1. For further information please contact Emily Stidston, Engagement Support Officer, Senate House Library, University of London at / 020 7862 8417. Eight images are available for publication including a portrait of Shakespeare from the frontispiece of the first folio; Holinshed’s Chronicles; Rowe’s Works of Mr William Shakespeare; and Blackie’s satchel edition of As You Like It.

2.  Senate House Library (SHL) is one of the world’s most significant collections in the arts, humanities and social sciences. With its partner libraries of the Institutes of the School of Advanced Study, it provides services to readers from the School of Advanced Study, the Colleges of the federal University of London, and from London, regional, national and international research communities. All are welcome to join the Library through a membership programme for the University of London, other UK universities, overseas universities, or as a member of the public. The Library and its collections have been continuously developed since the 1870s. It now holds over two million printed books, thousands of printed and electronic journals, and the highest proportion of historic collections of any university library in the United Kingdom.  Modern materials in printed and electronic formats are collected at research level and in Western European languages to support cross- and inter-disciplinary research in subjects such as English Studies, history, philosophy, music, Romance and Germanic languages, palaeography, art history and area studies. Senate House Library also holds the University of London Archive – the historic record of the University – and is responsible for the University of London Artworks Collection. Acquisitions are also made to the Historic Collections, and notable collections include the Goldsmiths’ Library of Economic Literature, the Sterling Library and the Harry Price Library of Magical Literature.
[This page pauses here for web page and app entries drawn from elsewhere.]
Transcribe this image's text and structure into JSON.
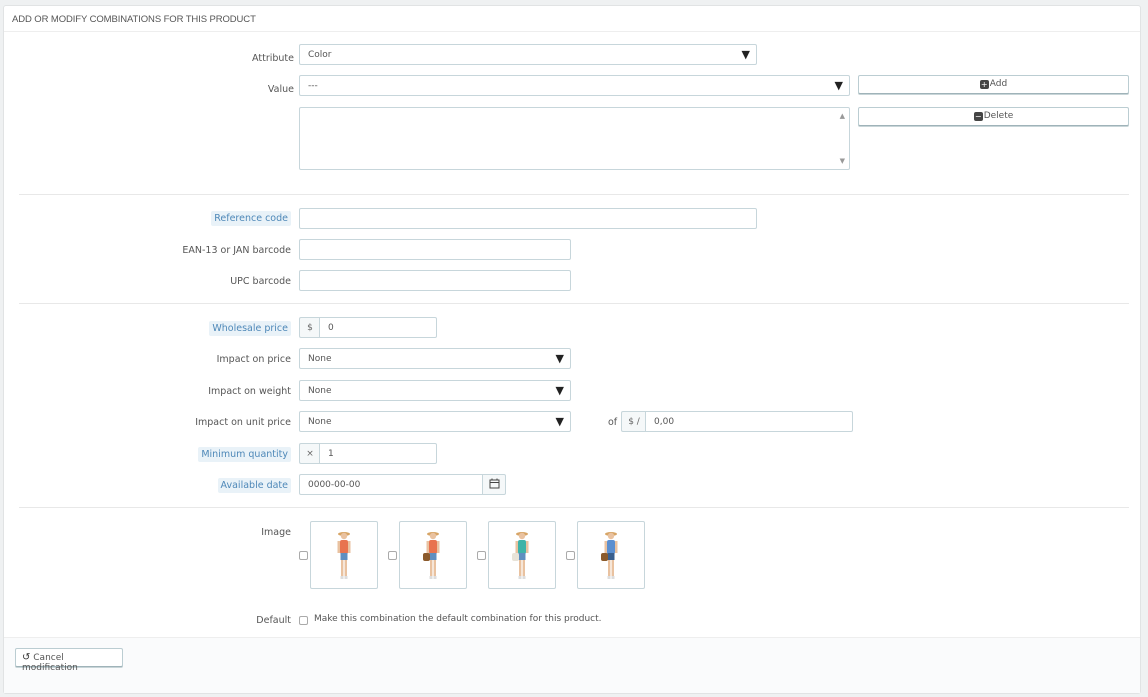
{
  "panel": {
    "title": "ADD OR MODIFY COMBINATIONS FOR THIS PRODUCT"
  },
  "attributes": {
    "attribute_label": "Attribute",
    "attribute_value": "Color",
    "value_label": "Value",
    "value_value": "---",
    "add_button": "Add",
    "delete_button": "Delete"
  },
  "codes": {
    "reference_label": "Reference code",
    "ean_label": "EAN-13 or JAN barcode",
    "upc_label": "UPC barcode"
  },
  "pricing": {
    "wholesale_label": "Wholesale price",
    "wholesale_currency": "$",
    "wholesale_value": "0",
    "impact_price_label": "Impact on price",
    "impact_price_value": "None",
    "impact_weight_label": "Impact on weight",
    "impact_weight_value": "None",
    "impact_unit_label": "Impact on unit price",
    "impact_unit_value": "None",
    "of_label": "of",
    "unit_addon": "$ /",
    "unit_value": "0,00",
    "min_qty_label": "Minimum quantity",
    "min_qty_addon": "×",
    "min_qty_value": "1",
    "available_label": "Available date",
    "available_value": "0000-00-00"
  },
  "images": {
    "label": "Image",
    "thumbs": [
      {
        "shirt": "#e8734f",
        "shorts": "#5f8fc0",
        "bag": null
      },
      {
        "shirt": "#e8734f",
        "shorts": "#5f8fc0",
        "bag": "#8b5a2b"
      },
      {
        "shirt": "#3fb3a8",
        "shorts": "#5f8fc0",
        "bag": "#e8e3d8"
      },
      {
        "shirt": "#5b8fd0",
        "shorts": "#3a5f8e",
        "bag": "#8b5a2b"
      }
    ]
  },
  "default": {
    "label": "Default",
    "text": "Make this combination the default combination for this product."
  },
  "footer": {
    "cancel_button": "Cancel modification"
  }
}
3. The University of London is a federal University and is one of the oldest, largest and most diverse universities in the UK. Established by Royal Charter in 1836, the University is recognised globally as a world leader in Higher Education. Its members are 18 self-governing institutions of outstanding reputation, together with a number of prestigious central academic bodies and activities. Learn more about the University of London at

4. The School of Advanced Study (SAS), University of London is the UK’s national centre for the promotion and support of research in the humanities. SAS and its member institutes offer unparalleled academic opportunities, facilities and stimulation across a wide range of subject areas for the benefit of the national and international scholarly community. In 2014-15, SAS: welcomed 805 research fellows and associates; held 2,073 research dissemination events; received 23.1 million visits to its digital research resources and platforms; and received 213,456 visits to its specialist libraries and collections. The School also leads the UK’s only nationwide festival of the humanities: Being Human. Find out more at or follow SAS on Twitter at @SASNews.

5. Shakespeare400
Shakespeare400 is a consortium of leading cultural, creative and educational organisations, coordinated by King’s College London, which will mark the 400th anniversary of Shakespeare’s death in 2016. Through a connected series of public performances, programmes, exhibitions and creative activities in the capital and beyond, partners will celebrate the legacy of Shakespeare during the quatercentenary year. Learn more about Shakespeare400 at